Lakehead Social Planning to host homelessness count and registry week in spring

In just a couple months, officials at the Lakehead Social Planning Council in Thunder Bay, Ont. will once again launch a new homelessness count.

The Point in Time Count and registry week will take place on April 21, 2018

The Point in Time Count will happen on April 21, 2018 for a 24 hour period in Thunder Bay, Ont. During the same time, registry week will also be launched for a duration of seven days. Individuals who are currently homeless will be surveyed in order to determine the issues around homelessness and solutions for housing. (Point in Time Count / Facebook)

In just a couple months, officials at the Lakehead Social Planning Council in Thunder Bay, Ont. will once again launch a new homelessness count.

Social researcher Bonnie Krysowaty said this year, the Point in Time Count will take place on April 21 for a 24 hour period. She said along with the homelessness count, the city will also launch a registry week that's aimed at surveying homeless people in order to help them find housing.
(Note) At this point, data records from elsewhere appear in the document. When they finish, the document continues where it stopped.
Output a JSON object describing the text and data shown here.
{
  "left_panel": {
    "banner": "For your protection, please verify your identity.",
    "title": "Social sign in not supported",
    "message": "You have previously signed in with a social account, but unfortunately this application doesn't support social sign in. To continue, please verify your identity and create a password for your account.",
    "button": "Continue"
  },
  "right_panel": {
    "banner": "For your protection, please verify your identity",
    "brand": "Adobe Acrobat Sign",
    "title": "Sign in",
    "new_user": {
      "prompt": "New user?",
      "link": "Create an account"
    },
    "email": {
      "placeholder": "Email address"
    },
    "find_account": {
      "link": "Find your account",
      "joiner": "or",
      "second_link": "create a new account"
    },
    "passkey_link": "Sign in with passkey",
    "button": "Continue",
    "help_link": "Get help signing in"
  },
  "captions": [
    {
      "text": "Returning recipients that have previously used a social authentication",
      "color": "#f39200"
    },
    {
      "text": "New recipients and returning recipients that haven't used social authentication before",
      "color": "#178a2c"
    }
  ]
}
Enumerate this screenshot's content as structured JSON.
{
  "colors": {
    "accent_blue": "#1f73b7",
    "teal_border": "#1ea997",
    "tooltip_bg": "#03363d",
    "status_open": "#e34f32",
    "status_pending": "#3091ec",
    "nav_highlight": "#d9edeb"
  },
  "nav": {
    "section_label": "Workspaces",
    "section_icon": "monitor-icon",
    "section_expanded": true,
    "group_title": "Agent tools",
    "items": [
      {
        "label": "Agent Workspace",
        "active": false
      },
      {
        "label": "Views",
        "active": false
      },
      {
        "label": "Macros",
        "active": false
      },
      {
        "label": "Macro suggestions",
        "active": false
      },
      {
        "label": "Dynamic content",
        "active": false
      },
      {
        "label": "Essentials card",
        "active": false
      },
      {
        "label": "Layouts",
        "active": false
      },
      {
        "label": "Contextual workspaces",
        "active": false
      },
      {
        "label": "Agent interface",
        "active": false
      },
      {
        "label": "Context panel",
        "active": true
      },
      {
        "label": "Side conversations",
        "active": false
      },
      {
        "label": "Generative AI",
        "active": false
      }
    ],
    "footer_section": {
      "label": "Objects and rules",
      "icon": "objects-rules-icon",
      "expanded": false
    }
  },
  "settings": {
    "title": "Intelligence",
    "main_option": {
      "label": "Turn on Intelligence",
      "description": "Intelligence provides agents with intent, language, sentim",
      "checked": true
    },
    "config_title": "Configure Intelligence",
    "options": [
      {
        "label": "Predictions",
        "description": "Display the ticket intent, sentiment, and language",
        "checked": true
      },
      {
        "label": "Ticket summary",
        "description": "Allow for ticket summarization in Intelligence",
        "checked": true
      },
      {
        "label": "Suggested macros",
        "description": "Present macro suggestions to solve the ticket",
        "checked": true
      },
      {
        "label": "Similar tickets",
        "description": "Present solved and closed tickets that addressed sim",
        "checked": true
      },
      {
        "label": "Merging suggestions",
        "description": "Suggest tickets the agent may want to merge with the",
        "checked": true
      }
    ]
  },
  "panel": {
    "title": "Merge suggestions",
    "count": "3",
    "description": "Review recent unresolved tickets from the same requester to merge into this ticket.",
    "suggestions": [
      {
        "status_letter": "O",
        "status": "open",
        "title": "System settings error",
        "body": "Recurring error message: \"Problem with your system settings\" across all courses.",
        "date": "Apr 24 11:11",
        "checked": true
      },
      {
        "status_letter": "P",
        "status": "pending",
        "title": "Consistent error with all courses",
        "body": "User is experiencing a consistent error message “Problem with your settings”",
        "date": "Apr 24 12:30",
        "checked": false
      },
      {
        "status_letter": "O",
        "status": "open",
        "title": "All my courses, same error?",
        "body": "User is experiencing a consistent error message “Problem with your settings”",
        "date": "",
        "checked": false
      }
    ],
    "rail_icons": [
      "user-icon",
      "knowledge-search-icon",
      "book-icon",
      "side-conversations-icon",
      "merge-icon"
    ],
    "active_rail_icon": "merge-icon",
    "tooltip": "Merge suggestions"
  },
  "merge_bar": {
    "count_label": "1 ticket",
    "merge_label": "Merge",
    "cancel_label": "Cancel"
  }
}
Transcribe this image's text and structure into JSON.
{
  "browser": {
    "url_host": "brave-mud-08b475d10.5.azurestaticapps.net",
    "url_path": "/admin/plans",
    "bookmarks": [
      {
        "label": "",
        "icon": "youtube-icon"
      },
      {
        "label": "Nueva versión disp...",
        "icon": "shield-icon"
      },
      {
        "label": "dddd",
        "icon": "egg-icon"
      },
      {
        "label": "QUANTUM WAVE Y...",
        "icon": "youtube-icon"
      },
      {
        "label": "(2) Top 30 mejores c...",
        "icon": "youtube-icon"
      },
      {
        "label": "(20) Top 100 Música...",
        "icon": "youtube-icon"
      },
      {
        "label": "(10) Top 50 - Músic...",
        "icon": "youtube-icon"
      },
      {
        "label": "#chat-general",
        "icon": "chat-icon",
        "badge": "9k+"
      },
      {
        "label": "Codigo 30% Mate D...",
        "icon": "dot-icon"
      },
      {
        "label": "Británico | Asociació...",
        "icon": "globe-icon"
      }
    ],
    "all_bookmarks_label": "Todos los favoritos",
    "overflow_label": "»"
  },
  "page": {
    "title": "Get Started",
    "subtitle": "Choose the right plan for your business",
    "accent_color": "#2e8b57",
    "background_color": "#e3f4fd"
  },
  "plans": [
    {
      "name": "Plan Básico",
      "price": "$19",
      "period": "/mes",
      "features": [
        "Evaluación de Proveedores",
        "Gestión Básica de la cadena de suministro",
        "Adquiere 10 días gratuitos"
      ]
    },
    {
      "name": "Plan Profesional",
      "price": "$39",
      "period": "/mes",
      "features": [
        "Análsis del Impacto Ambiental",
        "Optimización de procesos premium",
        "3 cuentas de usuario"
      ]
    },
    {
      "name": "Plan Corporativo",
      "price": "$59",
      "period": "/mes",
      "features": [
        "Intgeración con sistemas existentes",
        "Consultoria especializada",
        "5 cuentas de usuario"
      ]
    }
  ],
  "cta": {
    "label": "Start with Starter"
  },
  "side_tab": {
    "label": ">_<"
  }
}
"Our registry week...will go on for a full seven days and during that time we will be actually taking information from each homeless individual...and hopefully that information will be leading toward housing solutions and supports for those individuals," Krysowaty explained.

The previous homelessness count and registry week took place in January of 2016.

According to Krysowaty, during the 2016 count the Canadian Alliance to End Homelessness had a plan to end homelessness by July 2018.

Unfortunately that goal was never achieved Krysowaty said, but it wasn't a complete failure either.

The last homelessness count in Thunder Bay was held in January of 2016. Krysowaty said Service Canada has given each location a deadline to submit their count by the end of April 2018. (Point in Time Count/ Facebook)

"What the Canadian Alliance to End Homelessness is aiming to do now is to eliminate homelessness that is relative," Krysowaty continued, "so homelessness that is episodic; people that are becoming homeless because of eviction, because of mental health issues, because of addiction."

She said thanks to the alliance's efforts, various levels of government have gathered together over the last few years to find the issues surrounding homelessness and the possible solutions for it.

"In the past three years there have been two separate meetings that have involved municipal, provincial and federal governments together to talk about housing and homelessness in Ontario," Krysowaty said.

"This is something that's never been done before and it's finally happening."

Along with government organizations, Krysowaty said the first data also prompted organizations in Thunder Bay to start streamlining services for individuals looking to find housing and other supports. 

Kysowaty said more than 100 volunteers are still needed for April's Point in Time Count and anyone who is interested in lending a helping hand can do so by visiting the Thunder Bay Point in Time Count Facebook page.